So, over to Christopher…

Friday, 20 July 2018

Student bookshelf: Exploring modern Mongolian poetry through a contemporary medium


Simon Wickham-Smith, author of
Modern Mongolian Literature in Seven Days
Aurelia Paul recently graduated from Boston University, where she was studying comparative literature and Chinese. In her column Student bookshelf, she shares responses to materials she has explored in her classes.
This week I read about literature from a digital source, a blog series on the Best American Poetry website. Simon Wickham-Smith created the blog series in 2009, with the aim of making modern Mongolian literary works more accessible for a global audience. One of the difficulties that students studying Mongolian literature in English often come across is that physical texts are hard to obtain and expensive to purchase because publishers use short run printing.  Digital genres such as blog posts and online articles, and PDFs of printed works can help counteract this problem. In addition to being published online, Modern Mongolian Literature in Seven Days is also free to read, and this promotes equal access to knowledge.

Thursday, 19 July 2018

Backlist Books: The Good Earth by Pearl S. Buck

Backlist books is a column by Lucy Day Hobor that focuses on enduring, important works from or about Asia.

This post is about The Good Earth, the first volume in a trilogy that tells the story of a farmer named Wang Lung and his descendants in the early 1900s in China. In 1932 the novel won a Pulitzer Prize, and in 1938 the author won the Nobel Prize for Literature. In 2004, Oprah put the book back in the spotlight when she chose it for her book club.

The author was an American who spent considerable time in China both as a child and as an adult. Some insist that she was nevertheless a cultural outsider bound by stereotypes, while others feel her depiction of life in China was well informed and thus informative.

See below to find out what you need to know to decide whether you should read The Good Earth, or what you should know about it even if you never do!

Monday, 16 July 2018

Lion City lit: crafting happy endings and the contemporary Singapore novel

Asian Books Blog is based in Singapore. Our occasional column Lion City Lit explores in-depth what’s going on in the City-State, lit-wise.

Here Eldes Tran reports on a recent forum on the novel in contemporary Singapore. Whatever happened to happy endings? was organised by Epigram Books, Singapore’s largest independent publisher of local stories for all ages, and the sponsor of the country's biggest prize for fiction.

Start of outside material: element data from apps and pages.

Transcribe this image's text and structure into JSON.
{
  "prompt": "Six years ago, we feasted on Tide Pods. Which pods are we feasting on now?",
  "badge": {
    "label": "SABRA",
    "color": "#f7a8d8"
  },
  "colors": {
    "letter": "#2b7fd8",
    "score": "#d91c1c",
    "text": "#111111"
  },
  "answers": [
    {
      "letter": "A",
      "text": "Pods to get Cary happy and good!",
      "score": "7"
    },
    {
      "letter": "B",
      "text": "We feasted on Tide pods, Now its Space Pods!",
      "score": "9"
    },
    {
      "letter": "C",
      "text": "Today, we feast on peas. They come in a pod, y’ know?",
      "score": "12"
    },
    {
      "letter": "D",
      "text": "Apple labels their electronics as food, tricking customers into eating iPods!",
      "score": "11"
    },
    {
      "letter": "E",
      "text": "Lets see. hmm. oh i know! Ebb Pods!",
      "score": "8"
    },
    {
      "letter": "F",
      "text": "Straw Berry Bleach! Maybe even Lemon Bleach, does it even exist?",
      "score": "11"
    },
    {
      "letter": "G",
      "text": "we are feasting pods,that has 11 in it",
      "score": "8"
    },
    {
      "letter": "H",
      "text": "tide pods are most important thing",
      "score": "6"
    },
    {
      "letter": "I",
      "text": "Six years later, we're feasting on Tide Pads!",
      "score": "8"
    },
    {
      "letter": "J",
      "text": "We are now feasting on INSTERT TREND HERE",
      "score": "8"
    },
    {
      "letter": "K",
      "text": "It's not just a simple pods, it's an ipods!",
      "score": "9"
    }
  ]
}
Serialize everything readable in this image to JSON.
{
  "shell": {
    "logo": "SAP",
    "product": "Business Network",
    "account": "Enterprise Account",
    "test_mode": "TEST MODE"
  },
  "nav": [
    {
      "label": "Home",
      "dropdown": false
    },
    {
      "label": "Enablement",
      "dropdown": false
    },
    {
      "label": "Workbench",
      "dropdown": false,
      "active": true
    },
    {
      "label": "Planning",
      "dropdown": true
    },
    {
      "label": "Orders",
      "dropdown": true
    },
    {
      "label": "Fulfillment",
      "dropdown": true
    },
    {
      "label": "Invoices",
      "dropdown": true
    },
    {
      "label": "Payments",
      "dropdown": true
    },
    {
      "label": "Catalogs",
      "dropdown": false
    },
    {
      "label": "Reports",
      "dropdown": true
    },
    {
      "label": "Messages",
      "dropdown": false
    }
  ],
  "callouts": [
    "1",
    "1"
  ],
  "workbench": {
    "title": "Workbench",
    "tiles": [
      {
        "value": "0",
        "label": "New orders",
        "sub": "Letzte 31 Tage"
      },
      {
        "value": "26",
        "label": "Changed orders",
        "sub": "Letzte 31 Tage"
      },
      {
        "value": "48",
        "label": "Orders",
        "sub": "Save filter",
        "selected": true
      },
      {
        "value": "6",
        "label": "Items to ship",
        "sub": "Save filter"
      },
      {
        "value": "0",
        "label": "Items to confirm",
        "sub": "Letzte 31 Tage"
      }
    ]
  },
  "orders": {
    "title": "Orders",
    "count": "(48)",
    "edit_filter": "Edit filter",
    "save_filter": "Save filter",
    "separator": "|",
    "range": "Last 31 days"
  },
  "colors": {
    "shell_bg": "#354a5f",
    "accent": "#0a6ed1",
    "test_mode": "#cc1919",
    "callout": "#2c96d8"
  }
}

Eldes is an assistant editor at Epigram. She mostly edits nonfiction and children’s books, but also some adult fiction. Apart from editing, she also acts as a project manager seeing books through all stages of production.

Friday, 13 July 2018

Mediating Islam guest post by Janet Steele

Janet Steele is associate professor of media and public affairs, and international affairs, at George Washington University, USA. She is the author of Email dari Amerika (Email from America) and Wars Within: The Story of Tempo, an Independent Magazine in Soeharto's Indonesia. She has just brought out Mediating Islam: Cosmopolitan Journalisms in Muslim Southeast Asia.

Mediating Islam asks: what is Islamic journalism? It examines day-to-day journalism as practiced by Muslim professionals at five exemplary news organisations in Malaysia and Indonesia.  At Sabili, established as an underground publication, journalists are hired for their ability at dakwah, or Islamic propagation. At Tempo, a news magazine banned during the Soeharto regime, the journalists do not talk much about sharia law; although many are pious and see their work as a manifestation of worship, the Islam they practice is often viewed as progressive or even liberal. At Harakah reporters support an Islamic political party, while at Republika they practice a "journalism of the Prophet." Secular news organisations, too, such as Malaysiakini, employ Muslim journalists.

In her guest post for Asian Books Blog, Janet talks about the generosity of her sources in the world of Islamic journalism, in the years leading up to the recent Malaysian general election.